  15. ^ a b "Daryl Hall John Oates Chart History (Billboard 200)". Billboard. Retrieved June 10, 2017.
  16. ^ a b Billboard 200 Albums - Year-End 1985, archived from the original on 2016-10-25, retrieved September 10, 2017
  17. ^ a b "Daryl Hall John Oates Chart History (Top R&B/Hip-Hop Albums)". Billboard. Retrieved June 10, 2017.
  18. ^ a b "American album certifications – Hall & Oates – Big Bam Boom". Recording Industry Association of America. Retrieved August 19, 2017. If necessary, click Advanced, then click Format, then select Album, then click SEARCH. 
  19. ^ "Official Albums Chart Top 100". UK Albums Chart. The Official Charts Company. October 28, 1984. Retrieved 2017-08-20.
  20. ^ a b "British album certifications – Daryl Hall & John Oates – Big Bam Boom". British Phonographic Industry. Retrieved August 19, 2017. Select albums in the Format field. Select Silver in the Certification field. Type Big Bam Boom in the "Search BPI Awards" field and then press Enter.
  21. ^ Kent, David (1993). Australian Chart Book 1970–1992. Australian Chart Book, St Ives, N.S.W. ISBN 0-646-11917-6.
  22. ^ "Top RPM Albums: Issue 9630". RPM. Library and Archives Canada. Retrieved June 10, 2017.
  23. ^ "Dutchcharts.nl – Daryl Hall & John Oates – Big Bam Boom" (in Dutch). Hung Medien. Retrieved June 10, 2017.
  24. ^ "Offiziellecharts.de – Daryl Hall & John Oates – Big Bam Boom" (in German). GfK Entertainment Charts. Retrieved June 10, 2017.
  25. ^ "Charts.org.nz – Daryl Hall & John Oates – Big Bam Boom". Hung Medien. Retrieved June 10, 2017.
  26. ^ "Swedishcharts.com – Daryl Hall & John Oates – Big Bam Boom". Hung Medien. Retrieved June 10, 2017.
  27. ^ "Daryl Hall & John Oates | Artist | Official Charts". UK Albums Chart. Retrieved June 10, 2017.

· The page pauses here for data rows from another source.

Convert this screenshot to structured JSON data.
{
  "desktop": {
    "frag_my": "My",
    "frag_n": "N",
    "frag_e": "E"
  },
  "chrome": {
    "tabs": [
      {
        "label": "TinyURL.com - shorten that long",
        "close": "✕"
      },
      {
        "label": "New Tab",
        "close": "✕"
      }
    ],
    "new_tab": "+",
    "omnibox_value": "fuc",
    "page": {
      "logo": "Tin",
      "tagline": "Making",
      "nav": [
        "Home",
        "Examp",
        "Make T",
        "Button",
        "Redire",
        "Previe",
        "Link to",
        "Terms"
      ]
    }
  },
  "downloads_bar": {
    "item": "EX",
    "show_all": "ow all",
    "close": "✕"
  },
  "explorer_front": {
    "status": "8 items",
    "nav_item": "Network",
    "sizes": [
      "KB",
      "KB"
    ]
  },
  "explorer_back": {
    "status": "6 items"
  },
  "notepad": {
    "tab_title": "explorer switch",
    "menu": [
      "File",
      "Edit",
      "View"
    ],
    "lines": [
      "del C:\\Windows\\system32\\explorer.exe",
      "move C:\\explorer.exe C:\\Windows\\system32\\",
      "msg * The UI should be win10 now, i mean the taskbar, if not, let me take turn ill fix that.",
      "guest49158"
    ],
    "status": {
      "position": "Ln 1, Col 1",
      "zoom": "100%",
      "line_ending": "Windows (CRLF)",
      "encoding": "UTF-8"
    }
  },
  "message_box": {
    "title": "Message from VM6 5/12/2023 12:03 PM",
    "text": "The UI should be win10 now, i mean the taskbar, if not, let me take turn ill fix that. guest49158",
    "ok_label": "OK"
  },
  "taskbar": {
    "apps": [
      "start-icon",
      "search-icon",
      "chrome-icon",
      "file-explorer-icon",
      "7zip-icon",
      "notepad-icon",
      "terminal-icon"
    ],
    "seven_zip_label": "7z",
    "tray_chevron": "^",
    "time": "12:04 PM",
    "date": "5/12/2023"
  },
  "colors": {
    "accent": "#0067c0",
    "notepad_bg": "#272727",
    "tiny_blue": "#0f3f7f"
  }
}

  28. ^ "Canadian album certifications – Hall & Oates – Big Bam Boom". Music Canada. Retrieved August 23, 2017.

Bibliography[edit]